The first woman to ever fly in India was Sarla Sharma Thukral. Captain Manisha tells us the stories of several women who took to flying in the skies during that time. This was in the 1930s and 1940s. This is followed by the story of captain Prem Mathur who was the first woman to fly commercially. She used to fly the Dakota aircraft. Those were the days when women in India were expected to get married and be good homemakers and nothing more. In such times, for a woman to reach up and fly aircraft was indeed a wonder. Next comes the story of captain Durba Banerjee who joined a commercial airline and flew planes commercially. Captain Durba was the first woman to break the Glass ceiling and get command of an aircraft. Getting command of an aircraft was the pinnacle of a commercial pilot’s career. This is followed by the stories of several women pilots like Captain Saudamini Deshmukh and others right down to the modern-day women pilots such as captain Avantika, Captain Sonica, and several others.
As the number of women in the aviation industry increased so did the outlook of the society on flying as a career for women. In the 1930s and 1940s, society used to frown on women who flew, and there was absolutely no support from families. But with time, parents began to support girl children who took up a career in flying.
The author introduces us to all the difficulties women face as pilots.

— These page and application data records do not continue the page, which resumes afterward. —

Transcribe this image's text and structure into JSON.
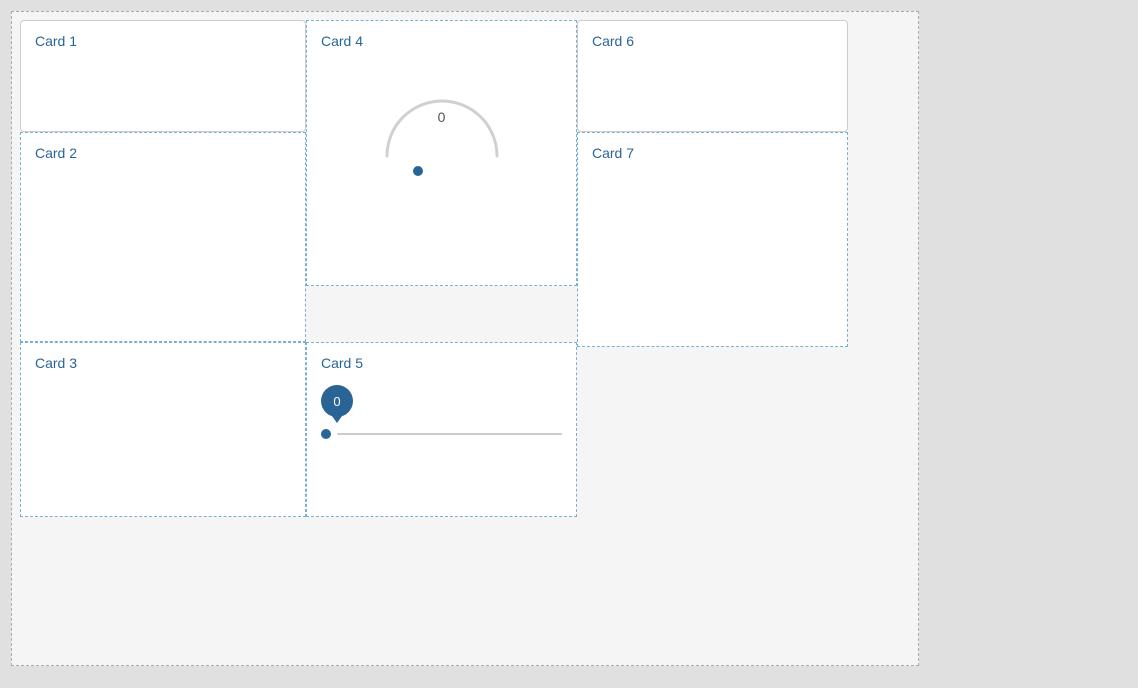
{
  "cards": {
    "card1": {
      "label": "Card 1"
    },
    "card2": {
      "label": "Card 2"
    },
    "card3": {
      "label": "Card 3"
    },
    "card4": {
      "label": "Card 4",
      "gauge_value": "0"
    },
    "card5": {
      "label": "Card 5",
      "slider_value": "0"
    },
    "card6": {
      "label": "Card 6"
    },
    "card7": {
      "label": "Card 7"
    }
  }
}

To begin with, it was and is a totally male-dominated field and it is very difficult for a woman to survive in a bastion like that. In addition, it also intrudes on family life. Then comes the attitude of the men towards women pilots. Captain Manisha makes it very clear that to this day Gender bias exists in the aviation industry. A woman pilot is judged at every step and they have to constantly be on tiptoe.
The book also tells us about the path an aspiring man or woman must trace to become a pilot. From flying the small Cessna aircraft right up to the big B-777 it is an uphill task. The book describes this process in a very thrilling way, detailing the steps through joining a flying club, followed by a flying school in order to get the requisite number of flying hours to acquire a CPL (Commercial Pilot Licence). One can get first-hand knowledge of this when one reads the book. One more thing I loved was the several photographs included in the book showing women pilots proudly holding aloft their trophies and accolades. The author has exceptional writing abilities and makes the book a worthwhile read.
Conclusion: A big Yay! This is a great book to read if you want to learn about the role of Indian women in the aviation industry. It is especially useful if you have a daughter or son who is interested in flying. I include sons too because there is also plenty for men to take back from this book.
Rating: I am going with a full 5/5 for Captain Manisha M. Puri’s book ‘From Sarees to Stripes’. It is a very good read, particularly for young girls and boys who aspire to be pilots and sit in the cockpit one day and command a flight.
This book review is written as part of the Blogchatter Book Review Program